A study by Spencer Stuart showed that the proportion of first-time board directors from minority ethnic backgrounds rose to 25 per cent in the top 150 companies last year.
While this was “encouraging”, the latest figures showed that there was still “a long way to go in the search for greater diversity on boards”, the firm said in its latest report.
According to the findings, 61 per cent of FTSE 100 companies had at least one board director from a minority ethnic background and 21 per cent of companies had two or more minority ethnic directors.
Some 11 per cent of all board directors identified themselves as minority ethnic, whereas one board chair and six senior independent directors said they belonged to the group.
Titled UK Spencer Stuart Board Index, the study showed that 32 per cent of ethnic minority directors have a financial services background and 36 per cent of all minority ethnic directors have held either a CEO or CFO position.
The report also suggests that top companies have big strides in achieving gender diversity at senior non-executive levels.
It said 51 per cent of non-executive directors are now women for the first time.
“This is the first year that women have overtaken men to form the majority of non-executives on the top 150 boards,” the report said.
Women make up 36 per cent of all directors, including chairs and executive directors and this is up from 24 per cent in 2016 and 12 per cent in 2011.
However, the progress in diversity is not encouraging across the Atlantic, going by the firm’s S&P 500 Board Diversity report.
While the representation of some demographic groups on S&P 500 boards more closely reflects the US population, there is a significant disparity in representation for others.

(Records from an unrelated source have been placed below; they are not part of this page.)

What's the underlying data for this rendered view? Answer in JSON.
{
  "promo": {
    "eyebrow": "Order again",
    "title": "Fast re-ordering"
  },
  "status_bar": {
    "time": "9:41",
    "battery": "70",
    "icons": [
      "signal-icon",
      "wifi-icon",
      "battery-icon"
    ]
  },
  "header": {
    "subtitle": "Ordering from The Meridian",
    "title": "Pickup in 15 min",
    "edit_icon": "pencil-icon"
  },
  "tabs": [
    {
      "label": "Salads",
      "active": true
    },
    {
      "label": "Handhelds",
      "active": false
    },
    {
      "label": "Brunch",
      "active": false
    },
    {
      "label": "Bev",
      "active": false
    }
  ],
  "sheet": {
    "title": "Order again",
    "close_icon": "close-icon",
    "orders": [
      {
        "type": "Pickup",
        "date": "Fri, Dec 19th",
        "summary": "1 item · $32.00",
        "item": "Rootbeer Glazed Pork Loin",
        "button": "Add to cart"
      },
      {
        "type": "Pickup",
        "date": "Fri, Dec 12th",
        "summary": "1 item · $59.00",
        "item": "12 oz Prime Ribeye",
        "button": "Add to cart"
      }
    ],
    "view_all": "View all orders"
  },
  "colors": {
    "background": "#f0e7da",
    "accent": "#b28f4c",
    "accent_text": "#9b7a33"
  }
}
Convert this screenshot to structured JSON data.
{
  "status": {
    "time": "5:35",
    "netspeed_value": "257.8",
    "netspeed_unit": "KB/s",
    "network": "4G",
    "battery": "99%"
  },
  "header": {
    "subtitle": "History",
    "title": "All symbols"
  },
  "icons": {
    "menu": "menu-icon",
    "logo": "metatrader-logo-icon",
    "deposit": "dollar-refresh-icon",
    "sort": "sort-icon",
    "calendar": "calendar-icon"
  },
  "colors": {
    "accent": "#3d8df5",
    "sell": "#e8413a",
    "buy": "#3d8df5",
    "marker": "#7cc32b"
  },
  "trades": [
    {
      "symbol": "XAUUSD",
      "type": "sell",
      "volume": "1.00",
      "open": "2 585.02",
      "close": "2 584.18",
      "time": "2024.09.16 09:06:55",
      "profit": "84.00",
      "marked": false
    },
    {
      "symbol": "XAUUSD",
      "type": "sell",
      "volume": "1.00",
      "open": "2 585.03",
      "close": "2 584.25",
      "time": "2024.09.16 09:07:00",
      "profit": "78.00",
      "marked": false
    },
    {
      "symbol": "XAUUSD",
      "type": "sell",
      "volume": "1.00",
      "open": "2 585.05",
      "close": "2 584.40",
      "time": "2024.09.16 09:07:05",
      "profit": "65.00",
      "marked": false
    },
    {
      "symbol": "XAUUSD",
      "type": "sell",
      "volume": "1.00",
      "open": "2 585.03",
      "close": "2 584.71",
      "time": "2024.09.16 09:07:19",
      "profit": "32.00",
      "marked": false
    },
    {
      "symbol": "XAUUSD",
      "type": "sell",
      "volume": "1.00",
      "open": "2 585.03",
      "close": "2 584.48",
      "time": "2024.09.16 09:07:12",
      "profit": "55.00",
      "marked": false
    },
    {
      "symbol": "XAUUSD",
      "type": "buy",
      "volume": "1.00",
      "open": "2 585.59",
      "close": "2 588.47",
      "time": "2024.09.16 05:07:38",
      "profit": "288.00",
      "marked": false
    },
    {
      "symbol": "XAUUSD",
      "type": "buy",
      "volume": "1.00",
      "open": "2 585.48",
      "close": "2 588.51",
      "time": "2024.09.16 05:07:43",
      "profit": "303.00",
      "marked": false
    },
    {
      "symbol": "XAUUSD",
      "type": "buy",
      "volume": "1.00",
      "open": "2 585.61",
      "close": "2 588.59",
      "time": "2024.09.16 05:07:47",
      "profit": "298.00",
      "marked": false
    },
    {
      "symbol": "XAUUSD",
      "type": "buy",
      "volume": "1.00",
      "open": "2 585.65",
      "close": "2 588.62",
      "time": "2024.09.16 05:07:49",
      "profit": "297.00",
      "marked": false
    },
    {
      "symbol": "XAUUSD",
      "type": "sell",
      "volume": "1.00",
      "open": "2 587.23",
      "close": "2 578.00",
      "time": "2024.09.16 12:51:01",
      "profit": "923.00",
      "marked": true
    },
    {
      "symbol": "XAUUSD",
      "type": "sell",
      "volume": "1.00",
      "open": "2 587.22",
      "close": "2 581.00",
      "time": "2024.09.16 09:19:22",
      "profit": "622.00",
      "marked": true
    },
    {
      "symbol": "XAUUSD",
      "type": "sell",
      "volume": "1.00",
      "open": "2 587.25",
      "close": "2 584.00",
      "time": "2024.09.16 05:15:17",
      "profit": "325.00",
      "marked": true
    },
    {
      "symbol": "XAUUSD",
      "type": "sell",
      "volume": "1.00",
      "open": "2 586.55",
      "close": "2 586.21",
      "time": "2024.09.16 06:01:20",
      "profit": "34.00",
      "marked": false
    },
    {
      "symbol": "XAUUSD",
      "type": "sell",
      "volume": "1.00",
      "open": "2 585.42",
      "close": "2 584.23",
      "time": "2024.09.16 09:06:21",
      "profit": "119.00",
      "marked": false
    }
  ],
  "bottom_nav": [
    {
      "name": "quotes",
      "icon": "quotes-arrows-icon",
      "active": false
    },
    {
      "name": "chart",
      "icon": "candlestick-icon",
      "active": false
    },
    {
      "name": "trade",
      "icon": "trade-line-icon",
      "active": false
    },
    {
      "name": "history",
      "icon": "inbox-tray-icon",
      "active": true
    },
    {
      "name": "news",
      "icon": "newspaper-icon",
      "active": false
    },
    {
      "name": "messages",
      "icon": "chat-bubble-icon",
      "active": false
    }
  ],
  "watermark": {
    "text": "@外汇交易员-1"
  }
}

Some 42 per cent of the American population is non-white, which is double their representation among all S&P 500 directors (21 per cent).
The largest disparity is between Hispanic representation on boards (5 per cent of all directors) against their population of 18.5 per cent.
However, Asians account for five per cent of such boards against their population 5.9 per cent in the US.
“The racial justice reckoning of the past year highlighted the lack of progress companies have made in increasing ethnic and racial representation on boards and in executive ranks,” the report said.